The Minister for Trade and Commerce, Billy Kelleher, today joined rebel ranks trying to oust Taoiseach Brian Cowen as leader of Fianna Fail party.
As Foreign Affairs Minister Micheal Martin claimed other Cabinet members also wanted change, Billy Kelleher said he would vote to end Mr Cowen's rule.
Mr Kelleher warned he also believed the majority of Government ministers and backbenchers wanted change.
The junior minister claimed Fianna Fail had failed to communicate properly with the public.
"The reality is that Fianna Fail must recognise the current climate of public opinion, and I believe the time has come for a change of leader who will put forward a positive agenda and engage with the public," the junior minister said.
Mr Martin has led the charge against the Taoiseach, claiming that the survival of the party is at stake at the next election, due in March.
He claimed there was back-biting and whispers in the party throughout last year over Mr Cowen's leadership.
The Taoiseach broke with protocol last night to announce he would put forward a motion of confidence in himself in a secret ballot at Tuesday's meeting of the parliamentary party.
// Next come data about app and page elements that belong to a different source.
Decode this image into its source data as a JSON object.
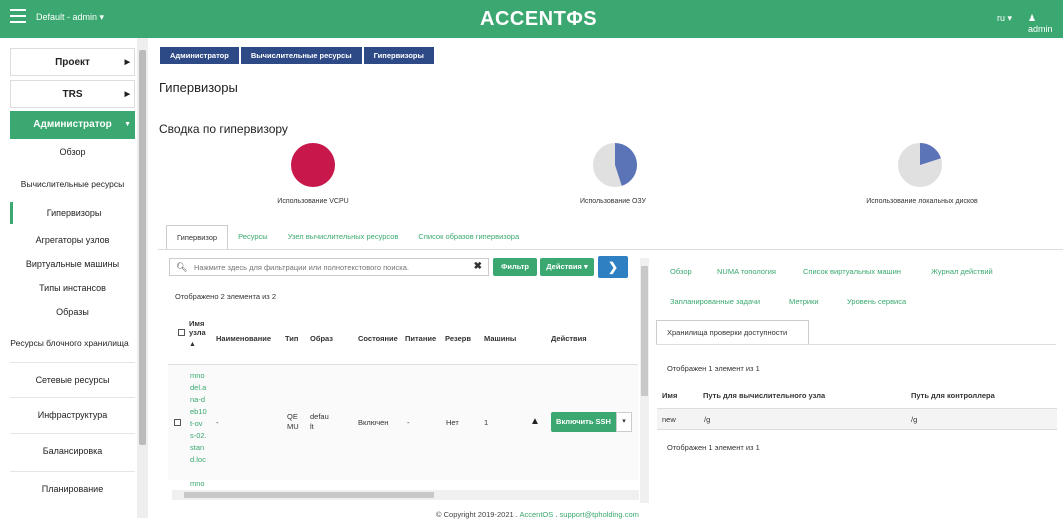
{
  "topbar": {
    "project": "Default - admin ▾",
    "brand": "ACCENTΦS",
    "lang": "ru ▾",
    "user": "admin"
  },
  "sidebar": {
    "items": [
      {
        "label": "Проект"
      },
      {
        "label": "TRS"
      },
      {
        "label": "Администратор"
      }
    ],
    "sub": [
      {
        "label": "Обзор"
      },
      {
        "label": "Вычислительные ресурсы"
      },
      {
        "label": "Гипервизоры"
      },
      {
        "label": "Агрегаторы узлов"
      },
      {
        "label": "Виртуальные машины"
      },
      {
        "label": "Типы инстансов"
      },
      {
        "label": "Образы"
      },
      {
        "label": "Ресурсы блочного хранилища"
      }
    ],
    "groups": [
      {
        "label": "Сетевые ресурсы"
      },
      {
        "label": "Инфраструктура"
      },
      {
        "label": "Балансировка"
      },
      {
        "label": "Планирование"
      }
    ]
  },
  "breadcrumb": [
    "Администратор",
    "Вычислительные ресурсы",
    "Гипервизоры"
  ],
  "page_title": "Гипервизоры",
  "summary": {
    "title": "Сводка по гипервизору",
    "pies": [
      {
        "label": "Использование VCPU",
        "fraction": 1.0
      },
      {
        "label": "Использование ОЗУ",
        "fraction": 0.45
      },
      {
        "label": "Использование локальных дисков",
        "fraction": 0.2
      }
    ],
    "used_color": "#c8174a",
    "used_color_2": "#5b74b8",
    "free_color": "#e0e0e0"
  },
  "tabs": [
    "Гипервизор",
    "Ресурсы",
    "Узел вычислительных ресурсов",
    "Список образов гипервизора"
  ],
  "filter": {
    "placeholder": "Нажмите здесь для фильтрации или полнотекстового поиска.",
    "filter_btn": "Фильтр",
    "actions_btn": "Действия ▾",
    "go_btn": "❯"
  },
  "table": {
    "count": "Отображено 2 элемента из 2",
    "headers": [
      "Имя узла",
      "Наименование",
      "Тип",
      "Образ",
      "Состояние",
      "Питание",
      "Резерв",
      "Машины",
      "Действия"
    ],
    "row": {
      "name_lines": [
        "mno",
        "del.a",
        "na-d",
        "eb10",
        "t-ov",
        "s-02.",
        "stan",
        "d.loc"
      ],
      "title": "-",
      "type_lines": [
        "QE",
        "MU"
      ],
      "image_lines": [
        "defau",
        "lt"
      ],
      "state": "Включен",
      "power": "-",
      "reserve": "Нет",
      "machines": "1",
      "warning": "▲",
      "ssh_btn": "Включить SSH",
      "caret": "▾"
    },
    "next_row_peek": "mno"
  },
  "right": {
    "tabs_row1": [
      "Обзор",
      "NUMA топология",
      "Список виртуальных машин",
      "Журнал действий"
    ],
    "tabs_row2": [
      "Запланированные задачи",
      "Метрики",
      "Уровень сервиса"
    ],
    "active_tab": "Хранилища проверки доступности",
    "count_top": "Отображен 1 элемент из 1",
    "headers": [
      "Имя",
      "Путь для вычислительного узла",
      "Путь для контроллера"
    ],
    "row": [
      "new",
      "/g",
      "/g"
    ],
    "count_bottom": "Отображен 1 элемент из 1"
  },
  "footer": {
    "text": "© Copyright 2019-2021 .",
    "link1": "AccentOS",
    "sep": " . ",
    "link2": "support@tpholding.com"
  }
}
He needs 36 votes to survive.
Two other senior Cabinet members, Finance Minister Brian Lenihan and Tourism Minister Mary Hanafin - both put up as potential leadership candidates - have yet to declare their hand.
Mr Martin has tendered his resignation amid the crisis. The Taoiseach refused to accept it but the offer will stay on the table until the issue is resolved at tomorrow's secret vote.
The Foreign Affairs Minister said party members around the country have warned him that they do not want Mr Cowen as leader in the election campaign.
Mr Martin said he believed TDs had told the Taoiseach to put the leadership issue to bed one way or another and that a vote should have been held earlier.
"I have made my decision and I haven't sought support from others," the minister said.
"I would be aware of Cabinet ministers who would have similar views but it's for them to make their views known."
Government Chief Whip John Curran said he had not heard of any other minister backing Mr Martin.
"Brian Cowen, staying on not just as Taoiseach but as leader of Fianna Fail, is prepared for the battle," Mr Curran said.
Mr Martin insisted he did not feel isolated.
The numbers voting for or against the Taoiseach in the secret ballot will not be made known.
Noel O'Flynn, a backbencher who has declared in favour of Mr Martin, said he wanted change after watching the party's slump in opinion polls as well as the popularity of the Taoiseach.
"We're looking at the possible wipeout of the party," Mr O'Flynn said.
Mr Cowen said he was confident he would survive the motion.
"I'm confident of the outcome," the Taoiseach told Clare FM.
"I had a very detailed consultation with all TDs in the party. I'm very heartened by that process."
He signalled the issue of Mr Martin's resignation may arise after the parliamentary party meeting.
"Micheal has made the offer of resignation and I told him that it is not something I would accept at the present time while this debate is going on and we'll see in the aftermath of the parliamentary party meeting what the right and proper course of action to take is," he said.
IT was Enda Kenny who spotted the internal tension at play within Fianna Fail. Last Wednesday in the Dail, as Brian Cowen explained his golf outing with Sean FitzPatrick, Micheal Martin sat further away from the Taoiseach than usual, studiously examining his performance.